• [Data shown]
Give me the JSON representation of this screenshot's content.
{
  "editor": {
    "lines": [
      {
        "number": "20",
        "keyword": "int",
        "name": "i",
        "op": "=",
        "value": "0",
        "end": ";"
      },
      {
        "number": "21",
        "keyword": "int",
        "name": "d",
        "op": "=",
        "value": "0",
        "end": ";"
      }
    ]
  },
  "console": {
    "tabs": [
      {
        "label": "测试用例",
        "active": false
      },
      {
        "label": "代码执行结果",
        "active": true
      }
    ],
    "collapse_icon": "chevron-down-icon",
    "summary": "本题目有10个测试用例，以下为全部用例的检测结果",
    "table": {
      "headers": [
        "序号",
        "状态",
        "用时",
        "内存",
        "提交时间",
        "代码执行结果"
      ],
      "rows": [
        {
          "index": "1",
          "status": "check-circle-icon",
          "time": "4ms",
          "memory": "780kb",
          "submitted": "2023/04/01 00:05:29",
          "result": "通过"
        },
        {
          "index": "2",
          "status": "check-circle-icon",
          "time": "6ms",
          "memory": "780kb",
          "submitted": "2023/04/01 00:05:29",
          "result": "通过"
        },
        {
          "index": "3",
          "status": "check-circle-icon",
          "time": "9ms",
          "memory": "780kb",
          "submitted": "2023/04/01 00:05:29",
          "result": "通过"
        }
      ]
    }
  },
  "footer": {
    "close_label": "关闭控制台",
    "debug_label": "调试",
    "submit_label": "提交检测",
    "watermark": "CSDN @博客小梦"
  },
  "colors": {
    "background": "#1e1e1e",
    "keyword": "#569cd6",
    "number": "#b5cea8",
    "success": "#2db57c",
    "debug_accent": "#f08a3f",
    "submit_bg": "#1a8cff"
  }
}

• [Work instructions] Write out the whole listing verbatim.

• [Your solution]
Give me the JSON representation of this screenshot's content.
{
  "editor": {
    "lines": [
      {
        "number": "20",
        "keyword": "int",
        "name": "i",
        "op": "=",
        "value": "0",
        "end": ";"
      },
      {
        "number": "21",
        "keyword": "int",
        "name": "d",
        "op": "=",
        "value": "0",
        "end": ";"
      }
    ]
  },
  "console": {
    "tabs": [
      {
        "label": "测试用例",
        "active": false
      },
      {
        "label": "代码执行结果",
        "active": true
      }
    ],
    "collapse_icon": "chevron-down-icon",
    "summary": "本题目有10个测试用例，以下为全部用例的检测结果",
    "table": {
      "headers": [
        "序号",
        "状态",
        "用时",
        "内存",
        "提交时间",
        "代码执行结果"
      ],
      "rows": [
        {
          "index": "1",
          "status": "check-circle-icon",
          "time": "4ms",
          "memory": "780kb",
          "submitted": "2023/04/01 00:05:29",
          "result": "通过"
        },
        {
          "index": "2",
          "status": "check-circle-icon",
          "time": "6ms",
          "memory": "780kb",
          "submitted": "2023/04/01 00:05:29",
          "result": "通过"
        },
        {
          "index": "3",
          "status": "check-circle-icon",
          "time": "9ms",
          "memory": "780kb",
          "submitted": "2023/04/01 00:05:29",
          "result": "通过"
        }
      ]
    }
  },
  "footer": {
    "close_label": "关闭控制台",
    "debug_label": "调试",
    "submit_label": "提交检测",
    "watermark": "CSDN @博客小梦"
  },
  "colors": {
    "background": "#1e1e1e",
    "keyword": "#569cd6",
    "number": "#b5cea8",
    "success": "#2db57c",
    "debug_accent": "#f08a3f",
    "submit_bg": "#1a8cff"
  }
}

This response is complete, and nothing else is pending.